» **TASK ITEM**
Find each line below that includes "html", then copy it.

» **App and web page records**
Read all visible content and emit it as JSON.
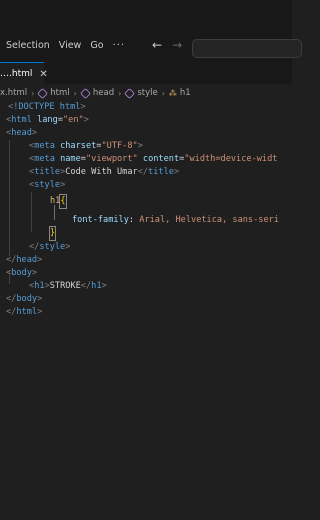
{
  "menu": {
    "items": [
      "Selection",
      "View",
      "Go"
    ],
    "more": "···"
  },
  "nav": {
    "back": "←",
    "forward": "→"
  },
  "tab": {
    "label": "….html",
    "close": "✕"
  },
  "breadcrumb": {
    "file": "x.html",
    "items": [
      "html",
      "head",
      "style"
    ],
    "last": "h1"
  },
  "code": {
    "doctype": "!DOCTYPE html",
    "html_open": "html",
    "lang_attr": "lang",
    "lang_val": "\"en\"",
    "head_open": "head",
    "meta1_tag": "meta",
    "meta1_attr": "charset",
    "meta1_val": "\"UTF-8\"",
    "meta2_tag": "meta",
    "meta2_attr1": "name",
    "meta2_val1": "\"viewport\"",
    "meta2_attr2": "content",
    "meta2_val2": "\"width=device-widt",
    "title_tag": "title",
    "title_text": "Code With Umar",
    "style_tag": "style",
    "selector": "h1",
    "property": "font-family",
    "value": "Arial, Helvetica, sans-seri",
    "style_close": "style",
    "head_close": "head",
    "body_open": "body",
    "h1_tag": "h1",
    "h1_text": "STROKE",
    "body_close": "body",
    "html_close": "html"
  },
  "colors": {
    "background": "#1f1f1f",
    "tag": "#569cd6",
    "attribute": "#9cdcfe",
    "string": "#ce9178",
    "selector": "#d7ba7d",
    "accent": "#0078d4"
  }
}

» **TASK ANSWER**
    "label": "….html",
    "file": "x.html",
      "html",
    "doctype": "!DOCTYPE html",
    "html_open": "html",
    "html_close": "html"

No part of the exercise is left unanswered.